** Opening The data block **
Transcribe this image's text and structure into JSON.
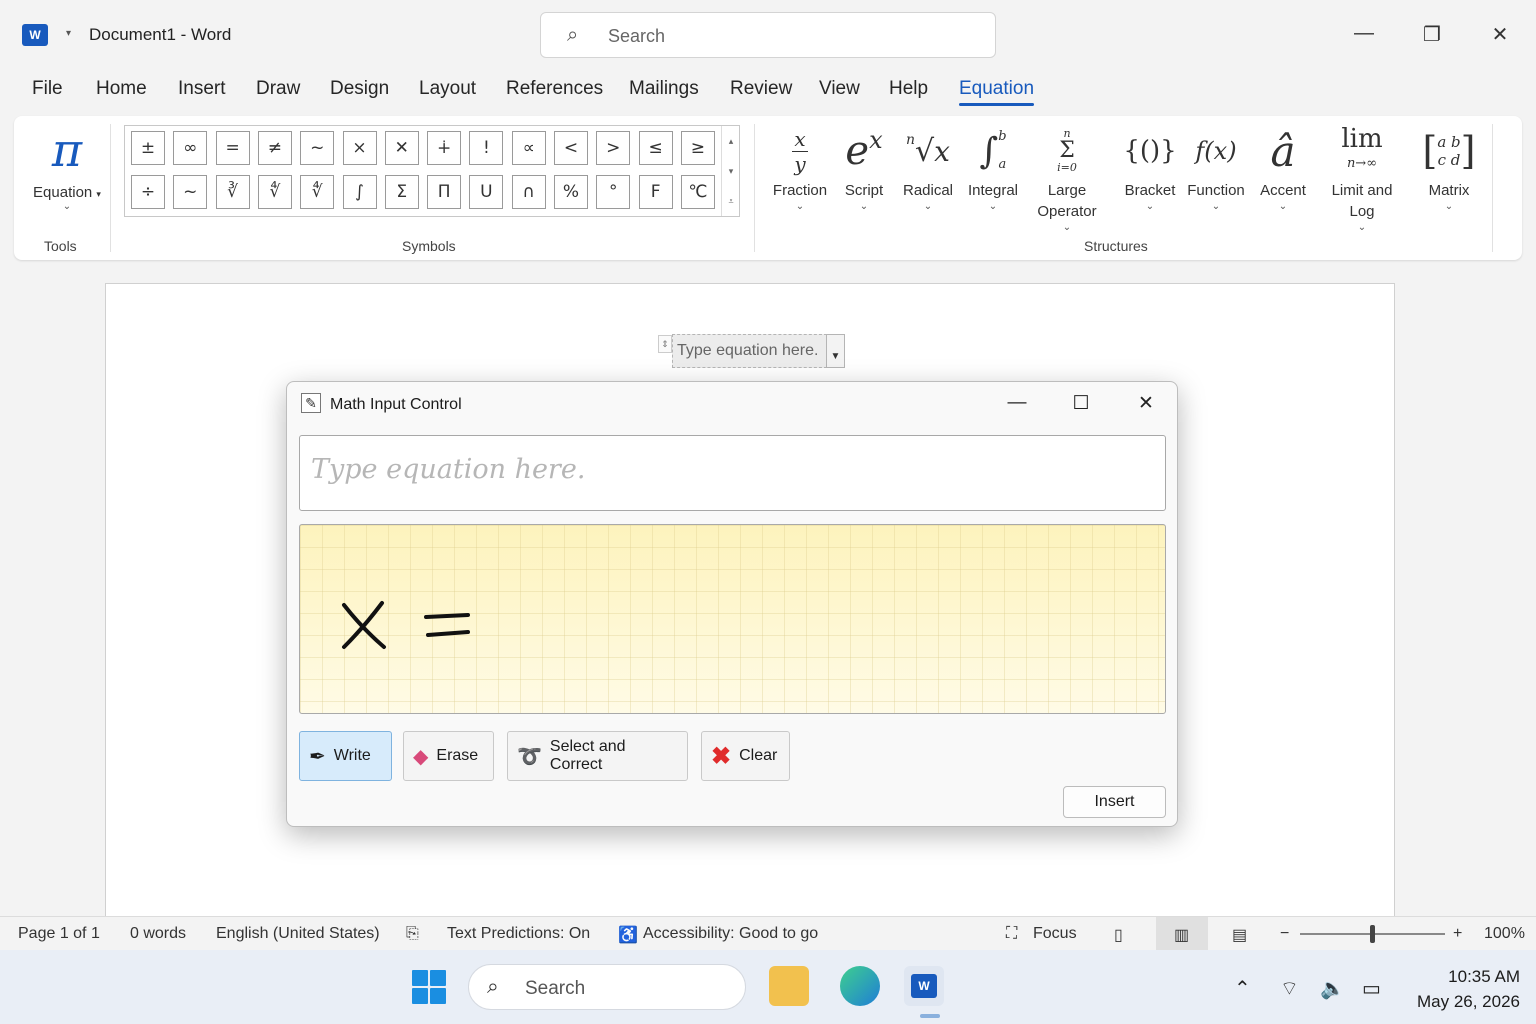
{
  "titlebar": {
    "app_logo": "W",
    "doc_title": "Document1  -  Word",
    "search_placeholder": "Search"
  },
  "menu_tabs": [
    "File",
    "Home",
    "Insert",
    "Draw",
    "Design",
    "Layout",
    "References",
    "Mailings",
    "Review",
    "View",
    "Help",
    "Equation"
  ],
  "active_tab": "Equation",
  "ribbon": {
    "tools": {
      "label": "Equation",
      "glyph": "π",
      "group_label": "Tools"
    },
    "symbols": {
      "group_label": "Symbols",
      "row1": [
        "±",
        "∞",
        "=",
        "≠",
        "~",
        "×",
        "÷",
        "!",
        "α",
        "<",
        ">",
        "≤",
        "≥"
      ],
      "row2": [
        "∓",
        "≅",
        "≈",
        "≡",
        "∀",
        "∁",
        "∂",
        "√",
        "∛",
        "∜",
        "∪",
        "∩",
        "∅"
      ],
      "visible_row1": [
        "±",
        "∞",
        "=",
        "≠",
        "~",
        "×",
        "✕",
        "∔",
        "!",
        "∝",
        "<",
        ">",
        "≤",
        "≥"
      ],
      "visible_row2": [
        "÷",
        "~",
        "∛",
        "∜",
        "∜",
        "∫",
        "Σ",
        "Π",
        "U",
        "∩",
        "%",
        "°",
        "F",
        "℃"
      ]
    },
    "structures": {
      "group_label": "Structures",
      "items": [
        {
          "label": "Fraction"
        },
        {
          "label": "Script"
        },
        {
          "label": "Radical"
        },
        {
          "label": "Integral"
        },
        {
          "label": "Large Operator"
        },
        {
          "label": "Bracket"
        },
        {
          "label": "Function"
        },
        {
          "label": "Accent"
        },
        {
          "label": "Limit and Log"
        },
        {
          "label": "Matrix"
        }
      ]
    }
  },
  "document": {
    "equation_placeholder": "Type equation here."
  },
  "dialog": {
    "title": "Math Input Control",
    "preview_placeholder": "Type equation here.",
    "handwriting": "x =",
    "buttons": {
      "write": "Write",
      "erase": "Erase",
      "select": "Select and Correct",
      "clear": "Clear",
      "insert": "Insert"
    }
  },
  "statusbar": {
    "page": "Page 1 of 1",
    "words": "0 words",
    "language": "English (United States)",
    "predictions": "Text Predictions: On",
    "accessibility": "Accessibility: Good to go",
    "focus": "Focus",
    "zoom_minus": "−",
    "zoom_plus": "+",
    "zoom": "100%"
  },
  "taskbar": {
    "search_placeholder": "Search",
    "time": "10:35 AM",
    "date": "May 26, 2026"
  },
  "colors": {
    "accent": "#185abd",
    "writing_pad": "#fff6c9",
    "clear_red": "#e02b2b"
  }
}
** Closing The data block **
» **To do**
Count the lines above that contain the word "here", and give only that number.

» **Answer box**
2